·         Blue Elderberry stems are hollow and are great materials to create mason bee boxes, and apparently squirt guns (see the “Blue Elderberry” blog for more on this species). 

 Native tribes used vine maple stems in making baskets for everyday tasks like carrying fish or harvesting wood, and red-osier dogwood branches for more decorative weaving and basketry projects (See last week’s “Red-osier Dogwood” blog for more on this species). 

Serviceberry, reproduces most commonly from the root crown and rhizomes (an underground stem that grows out horizontally from the parent plant and then sprouts roots and shoots).  This surprised me as we harvested a lot of serviceberry berries last year, and I was very impressed by the quantity of berries produced by a single plant!  I just assumed a plant that put SO much energy into producing SO much fruit be primarily successful reproducing by seed, not by cloning itself.  Hmmm…
Terry Spivey, USDA Forest Service,

(Amelanchier alnifolia)
Anyways, the plant sale and workshop have gotten me thinking, and I am looking forward to incorporating some of these species into a few garden-able areas around my house this spring.  I’ve already formulated plans incorporating golden currant, kinnikinnick, maybe some Wood’s rose and mock orange…

2012 Native Plant Sale
Please send in your order by February 15th.
On your order form, please indicate your plant pick-up date:
March 31st, 10am to 1pm
 April 14th, 10am to 1pm

Interested in volunteering?
Take a look at our Plant Sale
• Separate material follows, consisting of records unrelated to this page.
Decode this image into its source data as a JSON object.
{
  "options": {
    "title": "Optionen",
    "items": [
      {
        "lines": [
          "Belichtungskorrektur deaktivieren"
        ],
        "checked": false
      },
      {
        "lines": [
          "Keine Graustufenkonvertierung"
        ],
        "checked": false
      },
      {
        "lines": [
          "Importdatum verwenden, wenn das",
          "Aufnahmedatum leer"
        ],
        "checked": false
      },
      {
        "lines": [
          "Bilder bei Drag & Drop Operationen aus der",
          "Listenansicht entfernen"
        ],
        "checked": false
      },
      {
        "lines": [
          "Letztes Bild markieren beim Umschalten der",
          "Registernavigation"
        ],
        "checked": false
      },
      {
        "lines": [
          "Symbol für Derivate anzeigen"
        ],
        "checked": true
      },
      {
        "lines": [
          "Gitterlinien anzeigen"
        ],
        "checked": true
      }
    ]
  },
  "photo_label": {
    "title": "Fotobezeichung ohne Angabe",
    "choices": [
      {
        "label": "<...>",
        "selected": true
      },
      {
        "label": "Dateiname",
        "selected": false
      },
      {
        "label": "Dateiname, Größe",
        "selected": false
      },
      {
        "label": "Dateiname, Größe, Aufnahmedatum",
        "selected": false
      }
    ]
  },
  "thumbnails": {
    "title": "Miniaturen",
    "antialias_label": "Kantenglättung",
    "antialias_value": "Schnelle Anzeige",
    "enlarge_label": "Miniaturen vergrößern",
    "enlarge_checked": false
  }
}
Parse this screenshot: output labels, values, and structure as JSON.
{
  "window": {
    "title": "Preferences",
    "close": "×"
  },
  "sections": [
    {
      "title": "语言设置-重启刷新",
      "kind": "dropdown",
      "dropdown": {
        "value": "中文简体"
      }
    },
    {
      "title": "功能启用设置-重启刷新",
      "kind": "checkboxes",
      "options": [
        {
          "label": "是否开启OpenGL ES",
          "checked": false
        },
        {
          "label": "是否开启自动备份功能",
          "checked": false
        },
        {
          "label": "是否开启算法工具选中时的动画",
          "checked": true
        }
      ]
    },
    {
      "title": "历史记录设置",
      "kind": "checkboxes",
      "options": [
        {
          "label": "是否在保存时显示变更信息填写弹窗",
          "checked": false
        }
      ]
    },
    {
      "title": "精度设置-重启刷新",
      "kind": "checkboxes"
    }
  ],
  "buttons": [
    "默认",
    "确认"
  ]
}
Finally, I’m looking forward to working with volunteers for these events and meeting people who are making an effort this year to keep our area healthy, beautiful, and natural! 

I urge you to consider participating in either or both of these events; I hope they will be a great learning experience and will generate some new ideas for working with and living amongst our native plant and animal communities!
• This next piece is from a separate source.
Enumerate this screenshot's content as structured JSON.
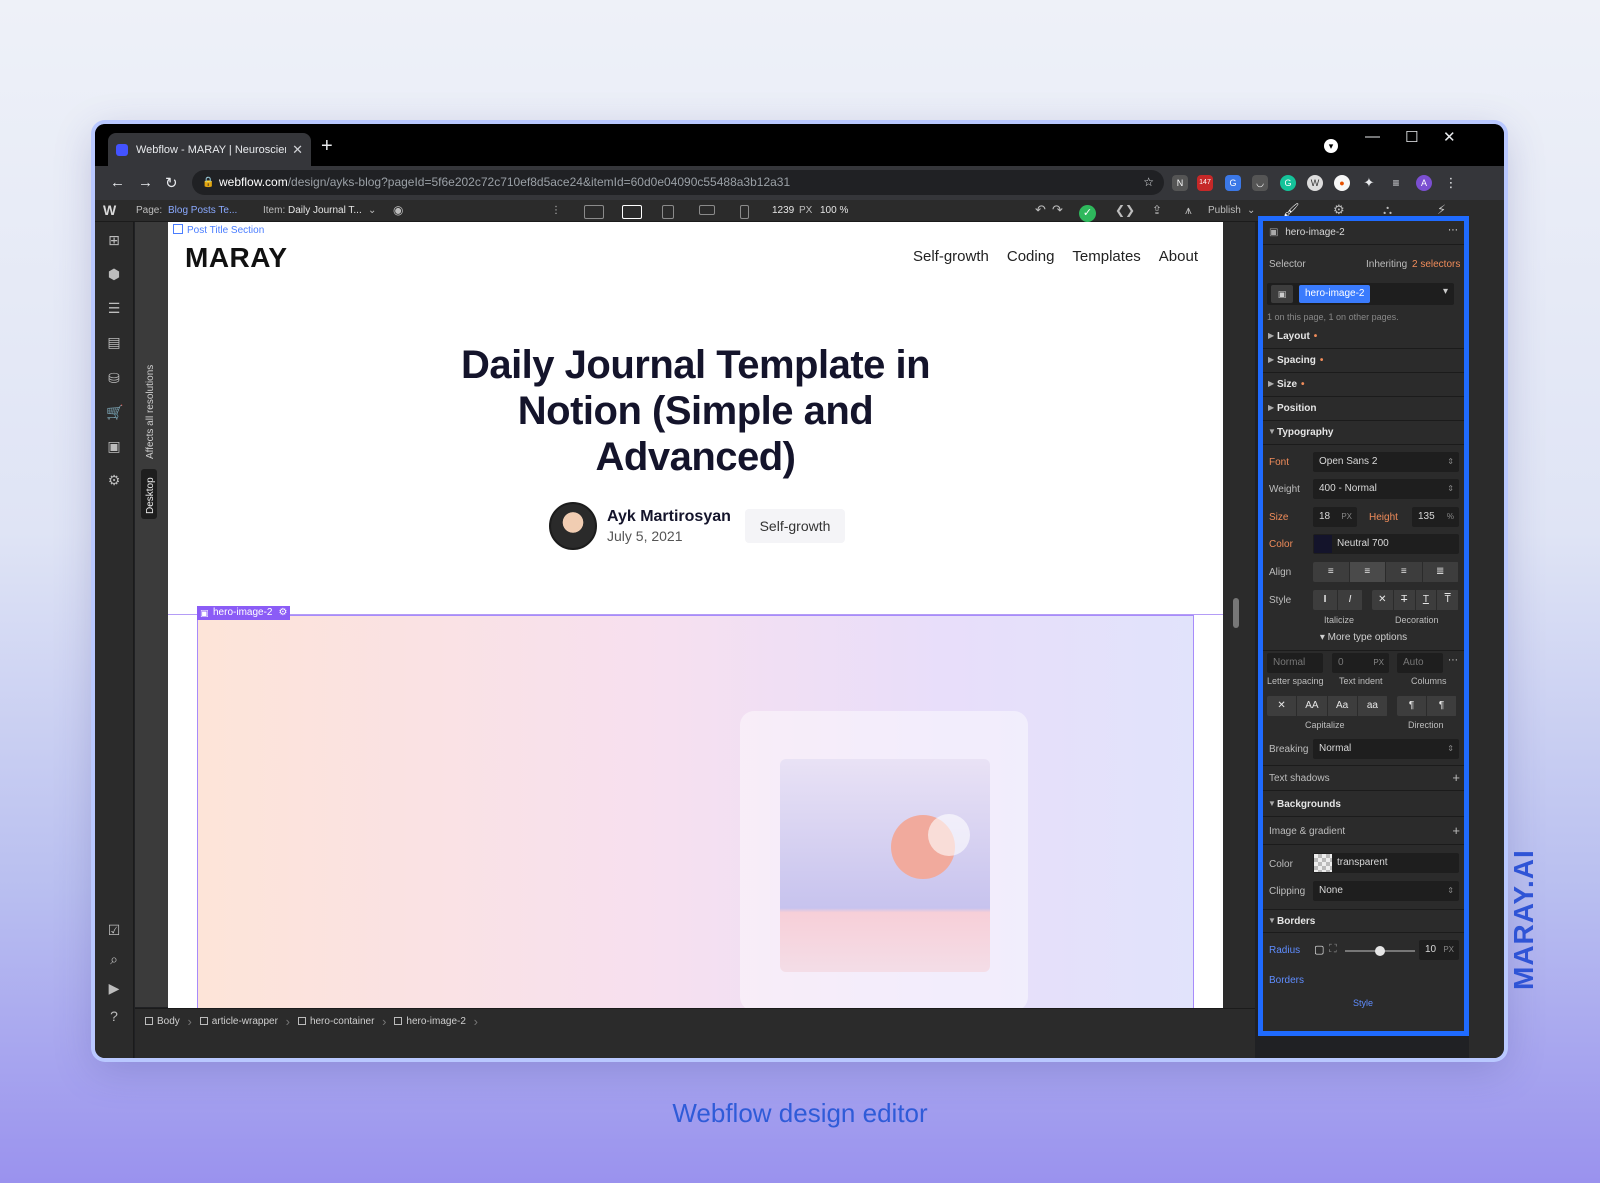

If you would like more information about
these events, please go to our website,
contact our office at 509.664.9370,
 or post any questions in the comments box below! 

Your Friend in Conservation,

No comments:

Post a Comment